━━ Data under study
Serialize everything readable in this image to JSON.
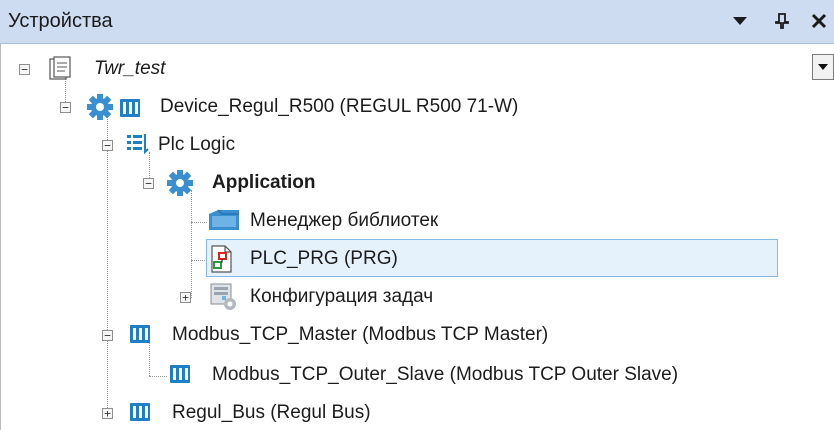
{
  "panel": {
    "title": "Устройства"
  },
  "tree": {
    "project": {
      "label": "Twr_test",
      "icon": "project-file-icon"
    },
    "device": {
      "label": "Device_Regul_R500 (REGUL R500 71-W)",
      "icon": "device-gear-icon"
    },
    "plc_logic": {
      "label": "Plc Logic",
      "icon": "plc-logic-icon"
    },
    "application": {
      "label": "Application",
      "icon": "application-gear-icon"
    },
    "library_manager": {
      "label": "Менеджер библиотек",
      "icon": "library-manager-icon"
    },
    "plc_prg": {
      "label": "PLC_PRG (PRG)",
      "icon": "program-pou-icon",
      "selected": true
    },
    "task_config": {
      "label": "Конфигурация задач",
      "icon": "task-config-icon"
    },
    "modbus_master": {
      "label": "Modbus_TCP_Master (Modbus TCP Master)",
      "icon": "modbus-device-icon"
    },
    "modbus_slave": {
      "label": "Modbus_TCP_Outer_Slave (Modbus TCP Outer Slave)",
      "icon": "modbus-device-icon"
    },
    "regul_bus": {
      "label": "Regul_Bus (Regul Bus)",
      "icon": "bus-device-icon"
    }
  },
  "colors": {
    "titlebar": "#cddcf0",
    "selection_bg": "#e5f1fb",
    "selection_border": "#84b8e6",
    "device_blue": "#1d7fc4",
    "gear_blue": "#3a8fd0"
  }
}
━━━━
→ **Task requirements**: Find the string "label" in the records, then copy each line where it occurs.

→ **Response box**:
      "label": "Twr_test",
      "label": "Device_Regul_R500 (REGUL R500 71-W)",
      "label": "Plc Logic",
      "label": "Application",
      "label": "Менеджер библиотек",
      "label": "PLC_PRG (PRG)",
      "label": "Конфигурация задач",
      "label": "Modbus_TCP_Master (Modbus TCP Master)",
      "label": "Modbus_TCP_Outer_Slave (Modbus TCP Outer Slave)",
      "label": "Regul_Bus (Regul Bus)",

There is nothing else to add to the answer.